Why is China’s budget so incomprehensible?
Annual budget at the Two Sessions will signal Beijing’s general economic direction, but don’t hold out hope for the specifics
When Hong Kong released its annual budget in February, the comments and criticism from the public came pouring in immediately. You can be sure the same won’t happen for China’s national budget when it’s released during the “Two Sessions” annual parliamentary meetings on Sunday.
Why? That’s because the documents are beyond comprehension – if a survey of deputies from the top legislative body expected to approve the budget is anything to go by.
The poll conducted by the China Youth Daily, which interviewed the National People’s Congress members in 2014, found that 43 per cent of them took over three hours to peruse the budget documents.
The same proportion believed supplementary materials would help them better understand the budget. More than half of those polled preferred to have a financial official explain it to them.
A separate survey of the public, conducted by the same newspaper that year, found that 65 per cent of respondents were dissatisfied with the budget for its lack of detail, transparency and channels to express their opinions about it.
Typically, the budget presented to the NPC and the public each year features only the government’s big projects and spending priorities, without listing individual programmes and other specifics.
There would be several broad categories featured, each with huge amounts of money tagged to them without elaboration.
These categories comprise national defence, social security and employment, agriculture, forestry and water, transport, education, health care, science and technology and culture, sports and the media.
The national defence budget traditionally attracts the most attention from international media, especially this year after US President Donald Trump suggested increasing America’s military budget by 10 per cent this week.
The figures tagged to those broad categories are not broken down into sufficient detail to facilitate rigorous debate and meaningful discussion.
Want to find out how much China plans to spend on a specific programme or the exact state of the country’s fiscal health? Good luck with that.
Even so, the budget documents do provide some key indicators that signal the government’s general economic direction.
This year, it is worth watching to see if Beijing will raise its budgeted fiscal deficit again to accommodate more investment-driven growth, or how much it will allocate to ease the pressure of unemployment caused by its cutting of excess capacities in some industries.
Last year, China budgeted a fiscal deficit of 3 per cent of its gross domestic product to ensure a “reasonable range” of growth amid the economically challenging year.
In January, sources said Beijing would keep the budget deficit at 3 per cent of GDP this year to underscore a focus on debt reduction and reform.
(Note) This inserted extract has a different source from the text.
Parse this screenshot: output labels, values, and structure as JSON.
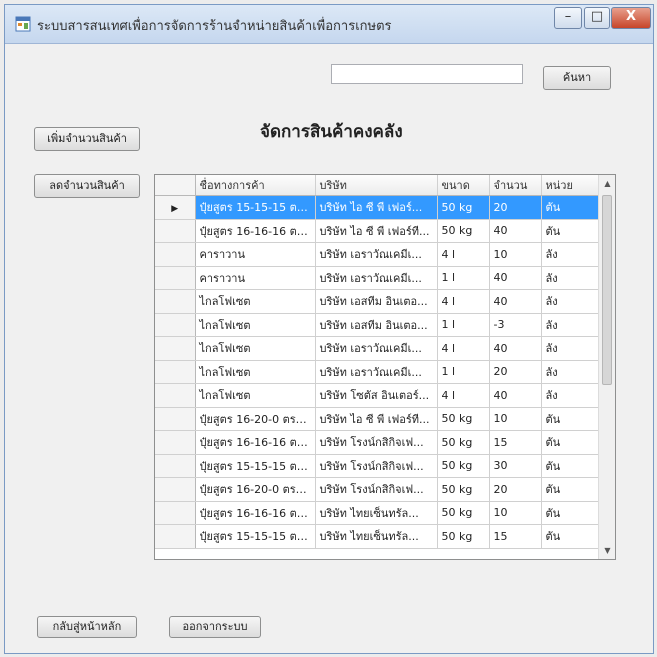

Preliminary finance ministry data that month suggested an actual fiscal deficit of 3.8 per cent of GDP in 2016.